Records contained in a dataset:
○ ○ ○ ○ ○ ○ ○
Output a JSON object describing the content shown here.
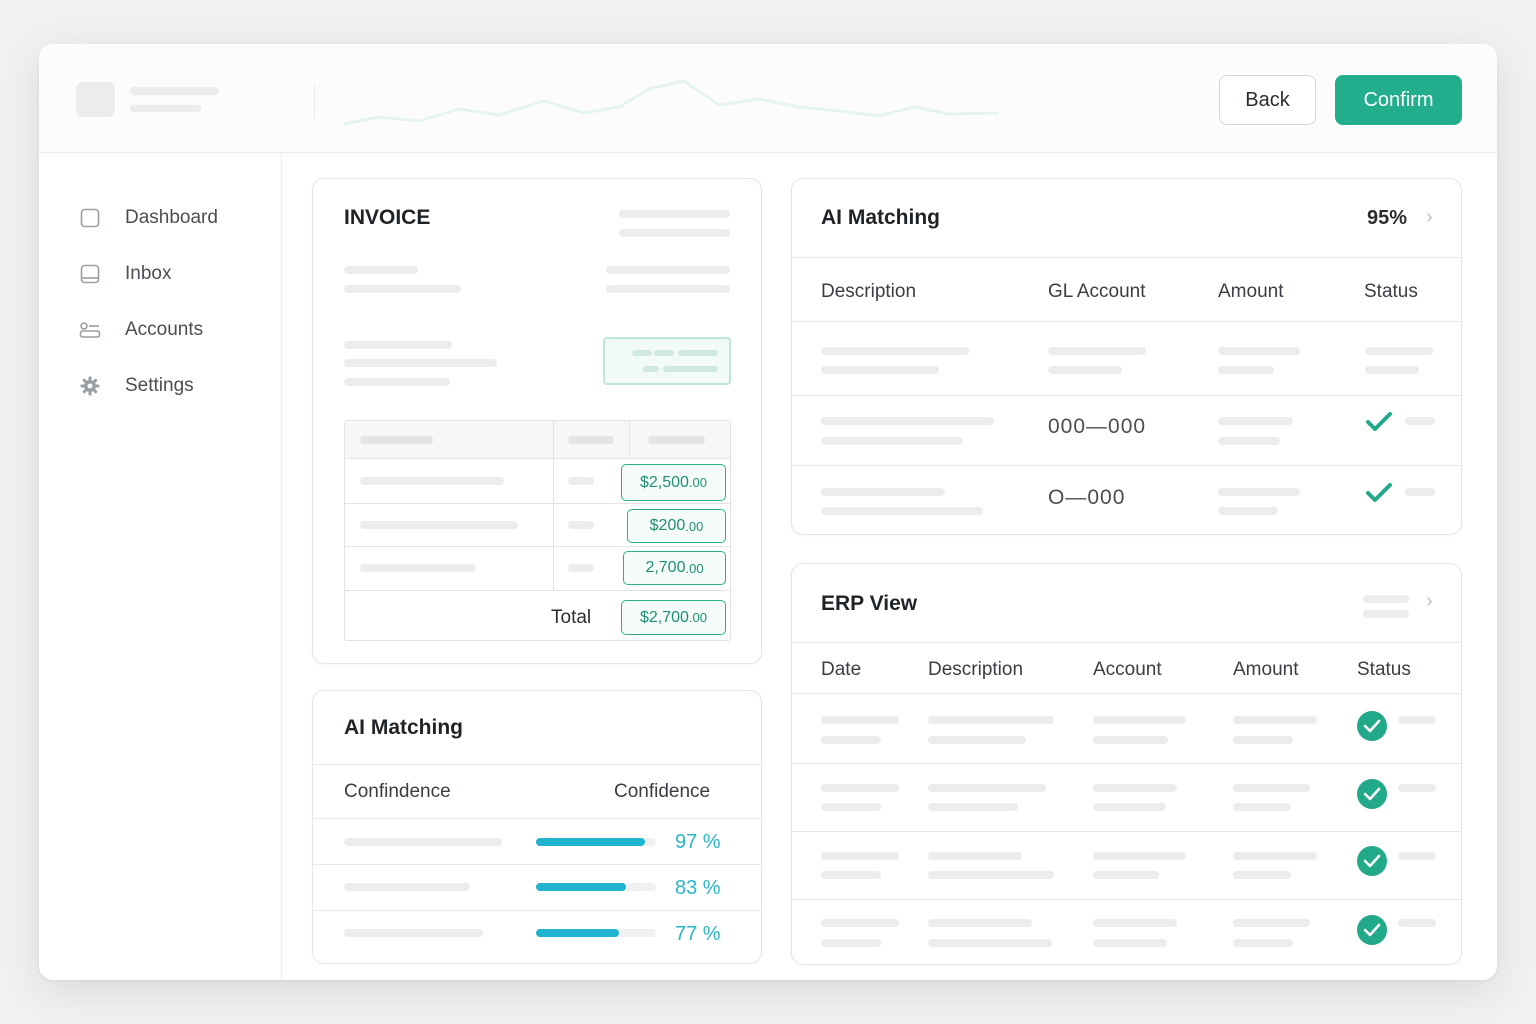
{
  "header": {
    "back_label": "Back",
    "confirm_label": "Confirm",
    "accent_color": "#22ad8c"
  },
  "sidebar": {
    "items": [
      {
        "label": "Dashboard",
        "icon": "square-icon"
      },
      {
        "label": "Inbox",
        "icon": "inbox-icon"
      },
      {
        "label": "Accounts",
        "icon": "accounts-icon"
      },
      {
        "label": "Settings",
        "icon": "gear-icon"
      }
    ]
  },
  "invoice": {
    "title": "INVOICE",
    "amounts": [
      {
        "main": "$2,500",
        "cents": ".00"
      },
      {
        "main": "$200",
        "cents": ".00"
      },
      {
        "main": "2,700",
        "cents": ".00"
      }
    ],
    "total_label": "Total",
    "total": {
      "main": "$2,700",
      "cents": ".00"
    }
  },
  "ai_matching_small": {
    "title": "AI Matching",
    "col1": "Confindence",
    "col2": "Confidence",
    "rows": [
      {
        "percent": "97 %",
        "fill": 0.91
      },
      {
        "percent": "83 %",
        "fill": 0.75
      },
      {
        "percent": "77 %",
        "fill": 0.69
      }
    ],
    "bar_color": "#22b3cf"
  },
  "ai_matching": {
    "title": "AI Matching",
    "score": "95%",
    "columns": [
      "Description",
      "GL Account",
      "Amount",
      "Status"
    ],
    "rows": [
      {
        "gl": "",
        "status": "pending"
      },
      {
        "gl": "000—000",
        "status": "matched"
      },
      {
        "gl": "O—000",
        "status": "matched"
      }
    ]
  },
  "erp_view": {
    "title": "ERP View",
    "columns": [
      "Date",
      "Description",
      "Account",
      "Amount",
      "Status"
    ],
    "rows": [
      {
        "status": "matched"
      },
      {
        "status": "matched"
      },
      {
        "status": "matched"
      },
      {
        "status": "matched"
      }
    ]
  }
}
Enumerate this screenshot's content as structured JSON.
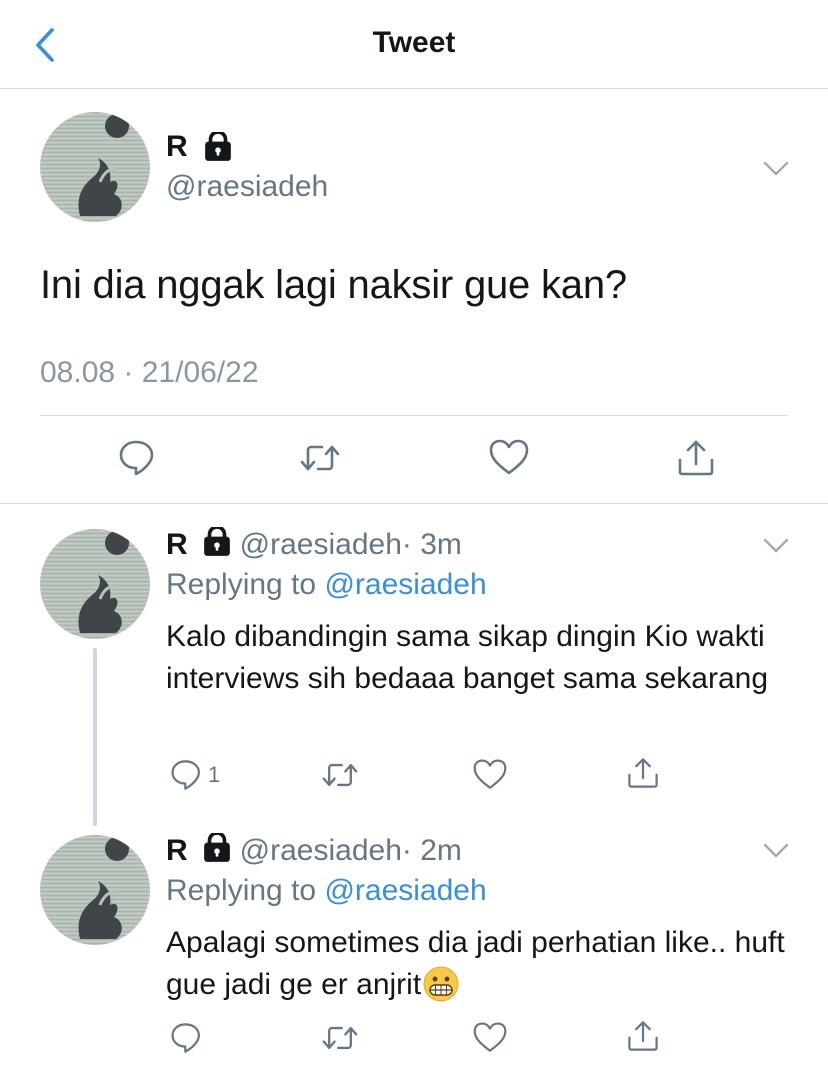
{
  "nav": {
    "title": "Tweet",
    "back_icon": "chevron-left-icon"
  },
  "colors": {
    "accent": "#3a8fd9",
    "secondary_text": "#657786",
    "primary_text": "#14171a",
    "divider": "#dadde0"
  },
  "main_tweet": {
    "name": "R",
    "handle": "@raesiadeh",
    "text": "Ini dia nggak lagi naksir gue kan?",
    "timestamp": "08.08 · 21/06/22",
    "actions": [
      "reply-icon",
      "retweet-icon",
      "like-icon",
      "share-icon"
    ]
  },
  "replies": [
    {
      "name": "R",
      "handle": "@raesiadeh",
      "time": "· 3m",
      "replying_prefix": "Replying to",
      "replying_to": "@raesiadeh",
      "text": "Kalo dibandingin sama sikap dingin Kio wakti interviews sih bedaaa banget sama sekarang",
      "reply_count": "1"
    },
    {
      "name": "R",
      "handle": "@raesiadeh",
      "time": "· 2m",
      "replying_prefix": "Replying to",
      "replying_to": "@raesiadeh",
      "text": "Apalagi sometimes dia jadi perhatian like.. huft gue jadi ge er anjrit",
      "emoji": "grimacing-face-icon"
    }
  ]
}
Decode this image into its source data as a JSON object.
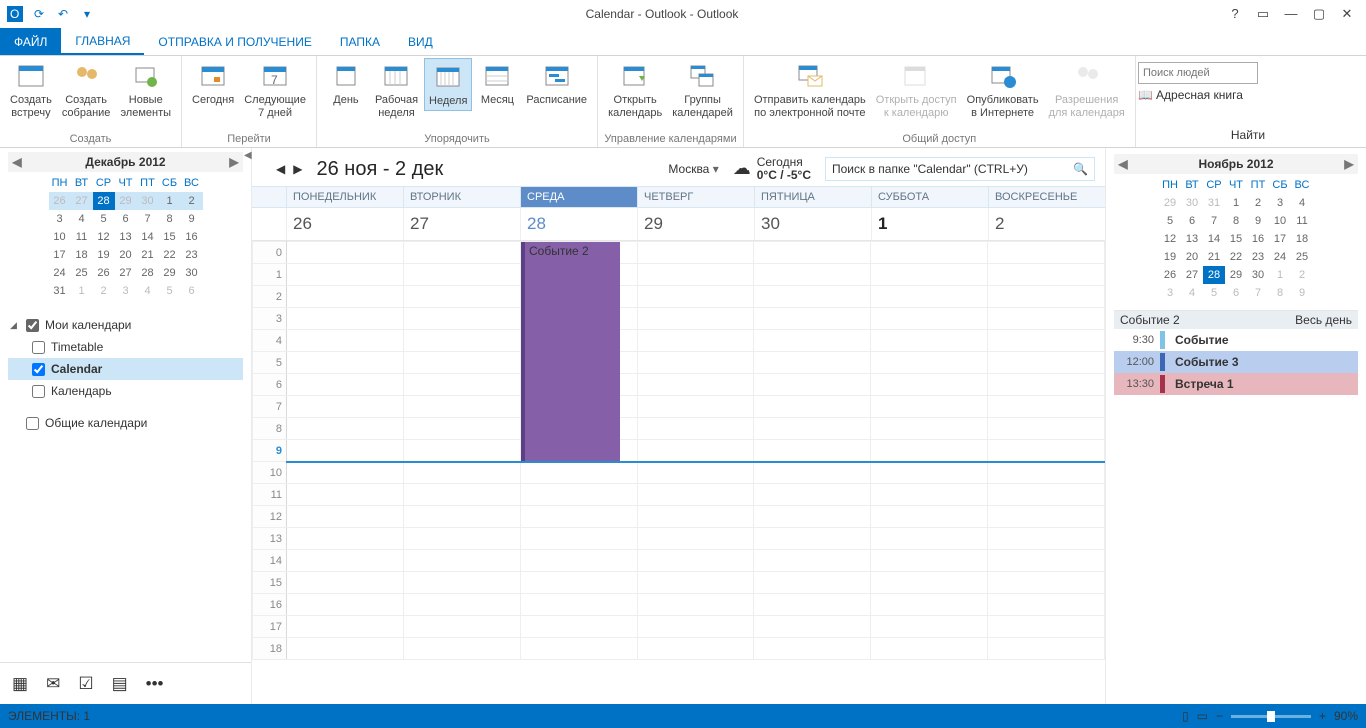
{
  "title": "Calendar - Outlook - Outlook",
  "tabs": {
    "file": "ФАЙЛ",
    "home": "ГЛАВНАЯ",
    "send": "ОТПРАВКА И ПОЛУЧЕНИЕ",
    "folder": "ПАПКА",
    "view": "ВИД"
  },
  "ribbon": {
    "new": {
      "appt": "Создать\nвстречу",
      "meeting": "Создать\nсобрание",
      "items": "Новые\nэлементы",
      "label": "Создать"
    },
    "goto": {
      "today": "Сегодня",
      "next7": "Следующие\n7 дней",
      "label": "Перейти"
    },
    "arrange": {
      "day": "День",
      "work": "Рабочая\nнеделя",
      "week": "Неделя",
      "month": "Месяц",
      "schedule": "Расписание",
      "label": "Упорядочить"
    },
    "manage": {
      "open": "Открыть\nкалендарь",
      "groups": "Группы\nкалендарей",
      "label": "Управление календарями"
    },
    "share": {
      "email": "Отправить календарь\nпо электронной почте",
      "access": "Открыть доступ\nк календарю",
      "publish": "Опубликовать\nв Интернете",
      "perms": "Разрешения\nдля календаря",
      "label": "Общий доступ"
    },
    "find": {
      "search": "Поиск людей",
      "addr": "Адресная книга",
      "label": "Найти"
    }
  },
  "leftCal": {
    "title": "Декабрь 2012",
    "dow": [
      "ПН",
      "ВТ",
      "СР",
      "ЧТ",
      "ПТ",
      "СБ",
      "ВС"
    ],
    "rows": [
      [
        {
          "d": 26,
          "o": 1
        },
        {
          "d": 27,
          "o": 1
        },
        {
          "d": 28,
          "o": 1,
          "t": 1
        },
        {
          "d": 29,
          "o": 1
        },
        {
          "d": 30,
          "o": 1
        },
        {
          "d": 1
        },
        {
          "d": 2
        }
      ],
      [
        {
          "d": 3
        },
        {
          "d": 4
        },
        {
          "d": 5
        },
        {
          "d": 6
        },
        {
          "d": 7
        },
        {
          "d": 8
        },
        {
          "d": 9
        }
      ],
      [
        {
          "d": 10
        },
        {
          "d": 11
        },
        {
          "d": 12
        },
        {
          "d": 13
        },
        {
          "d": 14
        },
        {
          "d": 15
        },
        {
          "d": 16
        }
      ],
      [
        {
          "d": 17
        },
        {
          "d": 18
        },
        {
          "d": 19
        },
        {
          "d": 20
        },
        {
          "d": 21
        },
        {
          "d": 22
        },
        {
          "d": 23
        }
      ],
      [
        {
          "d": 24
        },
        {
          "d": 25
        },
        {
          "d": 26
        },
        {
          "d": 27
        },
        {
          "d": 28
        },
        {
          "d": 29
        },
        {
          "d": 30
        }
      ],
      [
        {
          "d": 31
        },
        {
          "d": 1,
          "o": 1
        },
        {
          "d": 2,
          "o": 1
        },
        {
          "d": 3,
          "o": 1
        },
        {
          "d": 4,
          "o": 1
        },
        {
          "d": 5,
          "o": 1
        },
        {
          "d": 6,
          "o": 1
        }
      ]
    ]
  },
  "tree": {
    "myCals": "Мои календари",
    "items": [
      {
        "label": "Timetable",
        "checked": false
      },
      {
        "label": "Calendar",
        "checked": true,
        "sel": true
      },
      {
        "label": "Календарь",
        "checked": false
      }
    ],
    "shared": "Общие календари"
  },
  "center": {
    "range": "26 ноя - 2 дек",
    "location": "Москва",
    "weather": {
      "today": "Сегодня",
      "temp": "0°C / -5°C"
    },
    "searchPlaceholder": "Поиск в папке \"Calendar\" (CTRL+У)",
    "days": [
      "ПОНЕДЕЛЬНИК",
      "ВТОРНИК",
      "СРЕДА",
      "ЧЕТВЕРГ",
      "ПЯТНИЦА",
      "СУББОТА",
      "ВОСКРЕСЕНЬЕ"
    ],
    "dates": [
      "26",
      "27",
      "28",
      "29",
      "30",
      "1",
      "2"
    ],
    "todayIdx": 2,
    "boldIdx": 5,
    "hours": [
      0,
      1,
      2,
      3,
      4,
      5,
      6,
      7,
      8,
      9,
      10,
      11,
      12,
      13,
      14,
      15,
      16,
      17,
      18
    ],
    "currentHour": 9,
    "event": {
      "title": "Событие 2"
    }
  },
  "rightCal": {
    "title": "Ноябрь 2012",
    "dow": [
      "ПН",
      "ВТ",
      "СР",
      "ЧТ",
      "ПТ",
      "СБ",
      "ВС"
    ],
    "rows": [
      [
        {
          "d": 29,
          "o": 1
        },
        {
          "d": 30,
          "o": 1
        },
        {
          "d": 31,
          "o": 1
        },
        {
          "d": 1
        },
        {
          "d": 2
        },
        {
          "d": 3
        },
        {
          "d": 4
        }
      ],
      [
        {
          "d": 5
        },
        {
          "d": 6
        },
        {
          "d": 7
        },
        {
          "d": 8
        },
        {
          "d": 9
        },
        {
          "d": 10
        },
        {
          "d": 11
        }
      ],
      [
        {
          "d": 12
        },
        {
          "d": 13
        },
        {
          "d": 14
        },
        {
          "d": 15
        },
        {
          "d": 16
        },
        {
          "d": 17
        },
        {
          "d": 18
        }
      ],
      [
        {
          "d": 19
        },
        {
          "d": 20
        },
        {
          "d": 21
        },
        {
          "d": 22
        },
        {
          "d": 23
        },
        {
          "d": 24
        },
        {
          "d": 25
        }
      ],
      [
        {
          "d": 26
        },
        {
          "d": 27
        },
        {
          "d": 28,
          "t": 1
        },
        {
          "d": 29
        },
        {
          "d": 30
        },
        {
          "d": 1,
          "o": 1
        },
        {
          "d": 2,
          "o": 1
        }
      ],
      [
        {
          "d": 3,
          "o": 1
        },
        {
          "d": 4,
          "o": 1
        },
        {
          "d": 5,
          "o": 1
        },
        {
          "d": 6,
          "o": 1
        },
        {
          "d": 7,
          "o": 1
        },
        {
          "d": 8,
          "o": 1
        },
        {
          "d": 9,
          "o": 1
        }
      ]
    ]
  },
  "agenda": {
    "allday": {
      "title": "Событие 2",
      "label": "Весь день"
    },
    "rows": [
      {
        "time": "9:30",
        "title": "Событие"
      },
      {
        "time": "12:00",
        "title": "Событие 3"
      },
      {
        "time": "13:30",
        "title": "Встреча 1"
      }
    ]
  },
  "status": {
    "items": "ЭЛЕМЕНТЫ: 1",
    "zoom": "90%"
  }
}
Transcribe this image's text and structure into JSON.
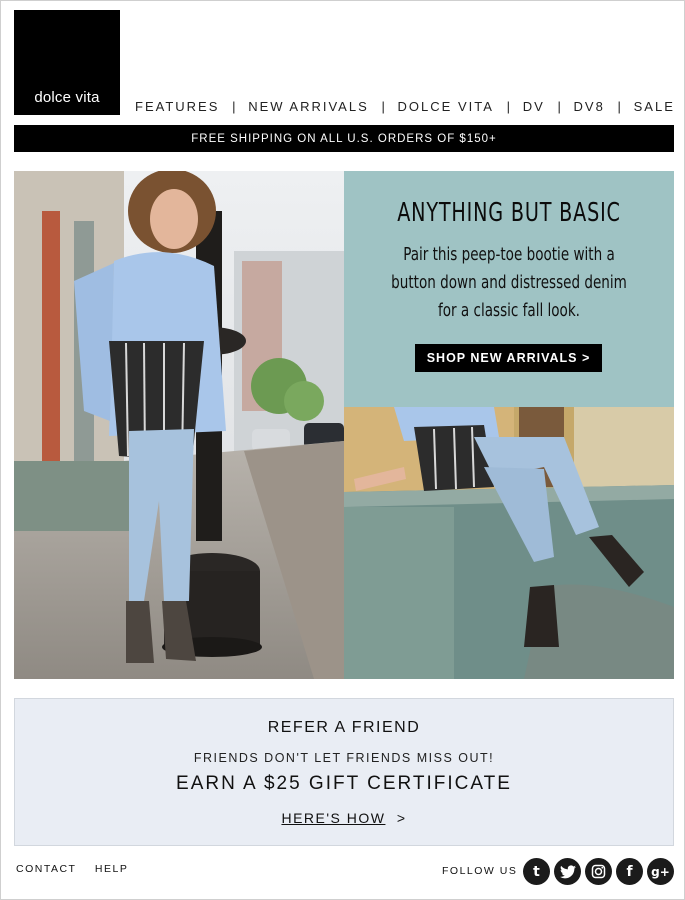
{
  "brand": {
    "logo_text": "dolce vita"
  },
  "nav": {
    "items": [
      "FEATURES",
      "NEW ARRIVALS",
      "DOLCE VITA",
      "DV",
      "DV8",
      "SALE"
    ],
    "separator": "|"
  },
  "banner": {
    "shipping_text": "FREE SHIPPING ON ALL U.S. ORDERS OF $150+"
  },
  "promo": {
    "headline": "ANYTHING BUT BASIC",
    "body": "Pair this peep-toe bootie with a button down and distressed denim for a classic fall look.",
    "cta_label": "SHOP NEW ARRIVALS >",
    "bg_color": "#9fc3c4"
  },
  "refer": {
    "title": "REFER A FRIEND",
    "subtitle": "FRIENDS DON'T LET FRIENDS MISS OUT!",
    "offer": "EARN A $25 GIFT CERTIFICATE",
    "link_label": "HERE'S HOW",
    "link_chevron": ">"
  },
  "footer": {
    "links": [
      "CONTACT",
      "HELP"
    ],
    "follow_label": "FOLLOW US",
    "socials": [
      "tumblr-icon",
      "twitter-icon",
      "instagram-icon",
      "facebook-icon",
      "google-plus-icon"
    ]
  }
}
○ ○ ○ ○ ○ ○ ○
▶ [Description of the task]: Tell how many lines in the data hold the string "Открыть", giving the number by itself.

▶ [Solved exercise]: 2